Plot: Christoph (Laurence Rupp), called Burschi (“little boy”), has finally achieved what he has always dreamed of: he is training with the WEGA, Austria’s police special forces unit, under Konstantin Blago (Anton Noori), his big idol. His father Heinz (Roland Düringer) who is also a cop, but turned away from his career towards a more social role in the force sees Christoph’s dream with a critical eye. On a seemingly routine call Christoph ends up shooting a mentally ill man (Michael Fuith) who attacked. Celebrated as a hero by his squad and criticized by the public, Christoph starts to struggle with the events and his role in them.
I was pretty impressed by Cops as it takes a deep dive into police culture – which also means looking very sharply at masculinity. It’s sociological analysis in movie form and one I had yet to see from an Austrian perspective. Istvan handles it very well.

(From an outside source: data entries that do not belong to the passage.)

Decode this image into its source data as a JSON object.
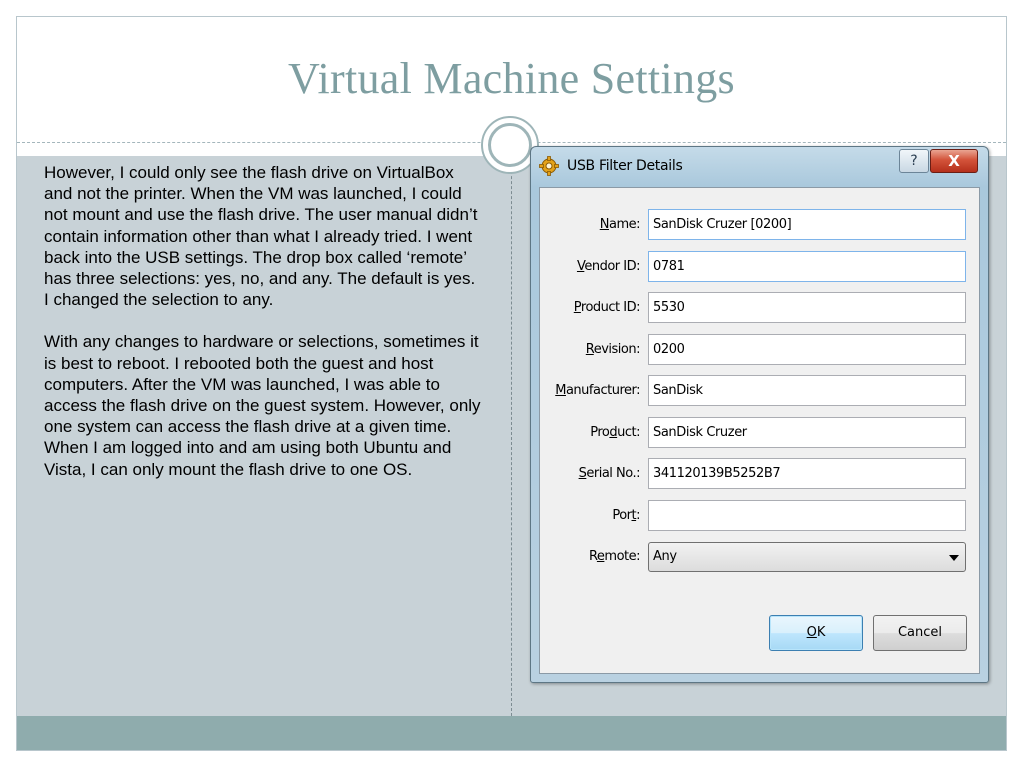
{
  "slide": {
    "title": "Virtual Machine Settings",
    "paragraphs": [
      "However, I could only see the flash drive on VirtualBox and not the printer.  When the VM was launched, I could not mount and use the flash drive.  The user manual didn’t contain information other than what I already tried.  I went back into the USB settings.  The drop box called ‘remote’ has three selections: yes, no, and any.  The default is yes.  I changed the selection to any.",
      "With any changes to hardware or selections, sometimes it is best to reboot.  I rebooted both the guest and host computers.  After the VM was launched, I was able to access the flash drive on the guest system.  However, only one system can access the flash drive at a given time.  When I am logged into and am using both Ubuntu and Vista, I can only mount the flash drive to one OS."
    ]
  },
  "dialog": {
    "title": "USB Filter Details",
    "icon": "gear-icon",
    "help_label": "?",
    "close_label": "X",
    "fields": {
      "name": {
        "label_pre": "",
        "label_u": "N",
        "label_post": "ame:",
        "value": "SanDisk Cruzer [0200]"
      },
      "vendor_id": {
        "label_pre": "",
        "label_u": "V",
        "label_post": "endor ID:",
        "value": "0781"
      },
      "product_id": {
        "label_pre": "",
        "label_u": "P",
        "label_post": "roduct ID:",
        "value": "5530"
      },
      "revision": {
        "label_pre": "",
        "label_u": "R",
        "label_post": "evision:",
        "value": "0200"
      },
      "manufacturer": {
        "label_pre": "",
        "label_u": "M",
        "label_post": "anufacturer:",
        "value": "SanDisk"
      },
      "product": {
        "label_pre": "Pro",
        "label_u": "d",
        "label_post": "uct:",
        "value": "SanDisk Cruzer"
      },
      "serial_no": {
        "label_pre": "",
        "label_u": "S",
        "label_post": "erial No.:",
        "value": "341120139B5252B7"
      },
      "port": {
        "label_pre": "Por",
        "label_u": "t",
        "label_post": ":",
        "value": ""
      },
      "remote": {
        "label_pre": "R",
        "label_u": "e",
        "label_post": "mote:",
        "value": "Any"
      }
    },
    "ok_u": "O",
    "ok_post": "K",
    "cancel_label": "Cancel"
  }
}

In Cops, a young man (Buster Keaton) tries to prove to the girl he loves that he’s a good business man and ends up inadvertently making one shady deal after the other.
In The Cameraman, Buster (Buster Keaton) tries to impress a girl working for a news studio by becoming a cameraman. That doesn’t go so well, either.
So, there’s this big gap in my movie education when it comes to silent films and I had actually never seen a Buster Keaton movie before [I have also never seen a Charlie Chaplin movie but I’m almost too ashamed to admit this]. Since slapstick isn’t much of my thing, I didn’t expect to get much out of it, but both movies were absolutely, brilliantly and amazingly funny. Timothy Brock’s music took a back seat to the sheer awesome, but it was very nice as well.